» EXERCISE PROMPT
Every line of the data should be retyped with no difference from the original.

[Records from a collection]
· · · ·

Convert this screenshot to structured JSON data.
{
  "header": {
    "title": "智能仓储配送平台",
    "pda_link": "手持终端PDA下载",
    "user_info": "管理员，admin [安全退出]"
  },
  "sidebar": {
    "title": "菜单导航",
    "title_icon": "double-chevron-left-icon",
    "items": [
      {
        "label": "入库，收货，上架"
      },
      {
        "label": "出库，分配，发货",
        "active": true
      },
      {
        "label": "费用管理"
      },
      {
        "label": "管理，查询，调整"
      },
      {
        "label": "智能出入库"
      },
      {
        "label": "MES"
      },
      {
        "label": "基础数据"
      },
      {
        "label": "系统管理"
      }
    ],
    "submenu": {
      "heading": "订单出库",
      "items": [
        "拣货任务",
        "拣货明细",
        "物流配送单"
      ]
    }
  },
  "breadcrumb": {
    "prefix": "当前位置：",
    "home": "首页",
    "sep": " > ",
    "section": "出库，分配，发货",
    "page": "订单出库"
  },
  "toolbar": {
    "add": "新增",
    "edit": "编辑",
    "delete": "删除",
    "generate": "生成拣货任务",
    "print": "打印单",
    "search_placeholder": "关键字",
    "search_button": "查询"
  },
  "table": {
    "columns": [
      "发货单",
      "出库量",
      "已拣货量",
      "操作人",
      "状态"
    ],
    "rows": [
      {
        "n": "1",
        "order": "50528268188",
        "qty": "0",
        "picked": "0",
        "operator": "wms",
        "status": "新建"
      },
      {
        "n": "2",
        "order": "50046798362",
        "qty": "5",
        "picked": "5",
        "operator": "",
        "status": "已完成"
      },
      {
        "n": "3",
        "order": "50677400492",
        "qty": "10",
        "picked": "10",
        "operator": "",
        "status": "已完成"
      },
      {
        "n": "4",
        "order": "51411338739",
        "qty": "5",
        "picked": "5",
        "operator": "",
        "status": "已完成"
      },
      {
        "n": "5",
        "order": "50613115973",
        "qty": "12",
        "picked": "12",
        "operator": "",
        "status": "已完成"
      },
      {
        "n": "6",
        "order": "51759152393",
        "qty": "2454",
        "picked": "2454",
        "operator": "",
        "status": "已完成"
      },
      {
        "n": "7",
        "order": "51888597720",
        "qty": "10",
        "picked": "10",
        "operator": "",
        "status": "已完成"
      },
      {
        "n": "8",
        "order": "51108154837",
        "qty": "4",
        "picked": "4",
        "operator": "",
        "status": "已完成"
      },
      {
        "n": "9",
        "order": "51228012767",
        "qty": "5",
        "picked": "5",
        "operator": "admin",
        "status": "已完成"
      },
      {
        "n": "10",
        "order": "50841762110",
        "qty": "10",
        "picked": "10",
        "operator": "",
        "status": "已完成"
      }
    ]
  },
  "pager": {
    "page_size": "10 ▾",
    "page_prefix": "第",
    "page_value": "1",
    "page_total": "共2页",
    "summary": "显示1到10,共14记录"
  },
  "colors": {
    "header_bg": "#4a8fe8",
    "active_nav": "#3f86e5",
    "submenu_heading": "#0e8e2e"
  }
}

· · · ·

» SOLUTION
Convert this screenshot to structured JSON data.
{
  "header": {
    "title": "智能仓储配送平台",
    "pda_link": "手持终端PDA下载",
    "user_info": "管理员，admin [安全退出]"
  },
  "sidebar": {
    "title": "菜单导航",
    "title_icon": "double-chevron-left-icon",
    "items": [
      {
        "label": "入库，收货，上架"
      },
      {
        "label": "出库，分配，发货",
        "active": true
      },
      {
        "label": "费用管理"
      },
      {
        "label": "管理，查询，调整"
      },
      {
        "label": "智能出入库"
      },
      {
        "label": "MES"
      },
      {
        "label": "基础数据"
      },
      {
        "label": "系统管理"
      }
    ],
    "submenu": {
      "heading": "订单出库",
      "items": [
        "拣货任务",
        "拣货明细",
        "物流配送单"
      ]
    }
  },
  "breadcrumb": {
    "prefix": "当前位置：",
    "home": "首页",
    "sep": " > ",
    "section": "出库，分配，发货",
    "page": "订单出库"
  },
  "toolbar": {
    "add": "新增",
    "edit": "编辑",
    "delete": "删除",
    "generate": "生成拣货任务",
    "print": "打印单",
    "search_placeholder": "关键字",
    "search_button": "查询"
  },
  "table": {
    "columns": [
      "发货单",
      "出库量",
      "已拣货量",
      "操作人",
      "状态"
    ],
    "rows": [
      {
        "n": "1",
        "order": "50528268188",
        "qty": "0",
        "picked": "0",
        "operator": "wms",
        "status": "新建"
      },
      {
        "n": "2",
        "order": "50046798362",
        "qty": "5",
        "picked": "5",
        "operator": "",
        "status": "已完成"
      },
      {
        "n": "3",
        "order": "50677400492",
        "qty": "10",
        "picked": "10",
        "operator": "",
        "status": "已完成"
      },
      {
        "n": "4",
        "order": "51411338739",
        "qty": "5",
        "picked": "5",
        "operator": "",
        "status": "已完成"
      },
      {
        "n": "5",
        "order": "50613115973",
        "qty": "12",
        "picked": "12",
        "operator": "",
        "status": "已完成"
      },
      {
        "n": "6",
        "order": "51759152393",
        "qty": "2454",
        "picked": "2454",
        "operator": "",
        "status": "已完成"
      },
      {
        "n": "7",
        "order": "51888597720",
        "qty": "10",
        "picked": "10",
        "operator": "",
        "status": "已完成"
      },
      {
        "n": "8",
        "order": "51108154837",
        "qty": "4",
        "picked": "4",
        "operator": "",
        "status": "已完成"
      },
      {
        "n": "9",
        "order": "51228012767",
        "qty": "5",
        "picked": "5",
        "operator": "admin",
        "status": "已完成"
      },
      {
        "n": "10",
        "order": "50841762110",
        "qty": "10",
        "picked": "10",
        "operator": "",
        "status": "已完成"
      }
    ]
  },
  "pager": {
    "page_size": "10 ▾",
    "page_prefix": "第",
    "page_value": "1",
    "page_total": "共2页",
    "summary": "显示1到10,共14记录"
  },
  "colors": {
    "header_bg": "#4a8fe8",
    "active_nav": "#3f86e5",
    "submenu_heading": "#0e8e2e"
  }
}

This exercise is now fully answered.